The RCGP/BASHH guidelines for Managing STIs in Primary Care contains a lot of useful information.

Combined chlamydia and gonorrhoea test (GC/CT NAAT)


The test we use is a combined NAAT (Nucleic Acid Amplification test) which tests for chlamydia and gonorrhoea DNA. The window period is 2 weeks, with a sensitivity of >99%.

In men, this is a first catch urine sample at least 2 hours after last passing urine. For women, it is a vulvovaginal swab – which can be self-taken.

For men who have sex with men (MSM) we recommend ‘triple site testing’ – from urine, rectal and throat samples. Make sure these are carefully labelled as to which site is being sampled, as treatment can differ depending on site of infection. When taking a throat swab it is important to roll the swab over both tonsillar fossae and the posterior pharyngeal wall (warn the patient they are likely to gag).

Chlamydia: As a consequence of its potential to select for macrolide resistance in Mycoplasma genitalium and Neisseria gonorrhoeae, and its inadequacy as a treatment for rectal Chlamydia trachomatis, BASHH no longer recommends single dose Azithromycin 1g for treatment of uncomplicated chlamydia infection at any site, regardless of the gender of the infected individual. 

Instead, Doxycycline 100mg BD for 7 days is recommended. Patients who are allergic to, or intolerant of tetracyclines, and pregnant women, should be treated with Azithromycin 1g orally as a single dose followed by 500mg daily for 2 days. More details can be found in the 2018 BASHH statement.

Gonorrhoea: If a patient has discharge (male or female). please take an additional culture swab for gonorrhoea so that antibiotic sensitivities can be ascertained.



Please see Managing HIV In Primary Care page.



Syphilis is diagnosed by blood test. The window period for serology testing can be up to 3 months, although it typically becomes positive within 6 weeks, like HIV.

If a patient has an ulcer (chancre) with primary syphilis, the serology may still be negative at that time but should be positive by 2 weeks later. Please refer positive syphilis results to us at SHiP.

The syphilis screening test is the EIA or antibody – this remains positive for life, even after treatment. Activity of syphilis is measured by the VDRL or RPR test – this is used to quantify activity of disease and to detect re-infection in those previously treated.
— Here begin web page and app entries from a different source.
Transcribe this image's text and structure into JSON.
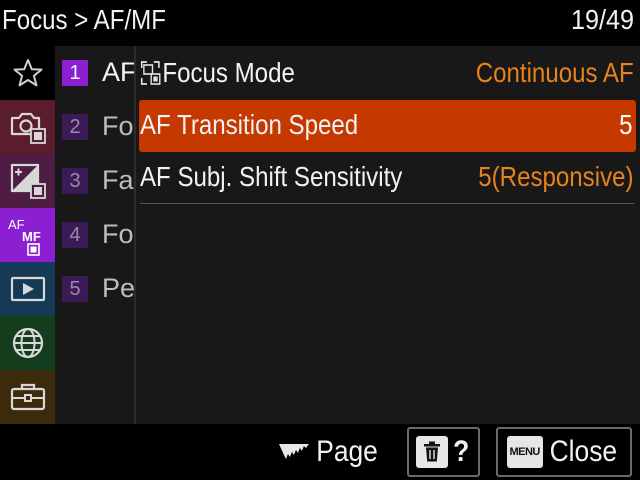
{
  "header": {
    "breadcrumb": "Focus > AF/MF",
    "page_counter": "19/49"
  },
  "categories": [
    {
      "name": "favorites",
      "icon": "star-icon",
      "color": "#000000"
    },
    {
      "name": "shooting",
      "icon": "camera-film-icon",
      "color": "#5a1d2e"
    },
    {
      "name": "exposure-color",
      "icon": "exposure-film-icon",
      "color": "#4f1c43"
    },
    {
      "name": "focus",
      "icon": "af-mf-icon",
      "label": "AF MF",
      "color": "#8d1fd2",
      "selected": true
    },
    {
      "name": "playback",
      "icon": "playback-icon",
      "color": "#153a55"
    },
    {
      "name": "network",
      "icon": "globe-icon",
      "color": "#133d1c"
    },
    {
      "name": "setup",
      "icon": "toolbox-icon",
      "color": "#3d2a0b"
    }
  ],
  "subtabs": [
    {
      "num": "1",
      "label": "AF",
      "selected": true
    },
    {
      "num": "2",
      "label": "Fo"
    },
    {
      "num": "3",
      "label": "Fa"
    },
    {
      "num": "4",
      "label": "Fo"
    },
    {
      "num": "5",
      "label": "Pe"
    }
  ],
  "menu": {
    "items": [
      {
        "label": "Focus Mode",
        "icon": "focus-mode-icon",
        "value": "Continuous AF"
      },
      {
        "label": "AF Transition Speed",
        "value": "5",
        "selected": true
      },
      {
        "label": "AF Subj. Shift Sensitivity",
        "value": "5(Responsive)"
      }
    ]
  },
  "footer": {
    "page_label": "Page",
    "help_label": "?",
    "menu_key_label": "MENU",
    "close_label": "Close"
  },
  "colors": {
    "selected_row": "#c53800",
    "value_orange": "#e8821c",
    "focus_tab_purple": "#8d1fd2"
  }
}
Genital herpes

Herpes can only be diagnosed when an active lesion is swabbed. A viral PCR swab is used. If we see a genital ulcer in clinic, we start treatment immediately with Aciclovir tabs 400mg TDS for 5 days, whilst awaiting the herpes swab result.

Herpes serology is rarely useful, because of the high prevalence of exposure to the herpes virus without clinical disease. One of the main differential diagnoses of a genital ulcer is a primary syphilitic chancre. In this early disease stage, syphilis serology may not yet be positive.


Hepatitis A

There is currently an outbreak of Hepatitis A in men who have sex with men (MSM). We recommend vaccination in this risk group.

BASHH hepatitis guidelines.


Hepatitis B

The main serological screening test for previous infection is HBV core antibody (HBcAb) – indicating natural immunity. However if this is positive, active infection needs to be excluded by testing for HBV surface antigen (HBsAg). For response to vaccination, the test needed is HBV surface antibody (HBsAb)

Hepatitis B is a recommended part of sexual health screening for the following groups of patients, in whom vaccination is should be offered:

  • Men who have sex with men (MSM)
  • Commercial sex workers
  • People who inject drugs
  • Those who have been sexually assaulted
  • Those born in (or who have a sexual partner born in) a country with high HBV prevalence
  • Those with a sexual partner who is infected with HBV or is at high risk of this
  • Those born to a mother with HBV

BASHH hepatitis guidelines.


HPV vaccine in MSM

Men who have sex with men (MSM) are now offered the HPV vaccine through sexual health clinics like SHiP Derriford Hospital, up to the age of 45. This helps protect against both genital warts and ‘high risk’ HPV cancers and is especially important for those MSM with multiple partners or those living with HIV.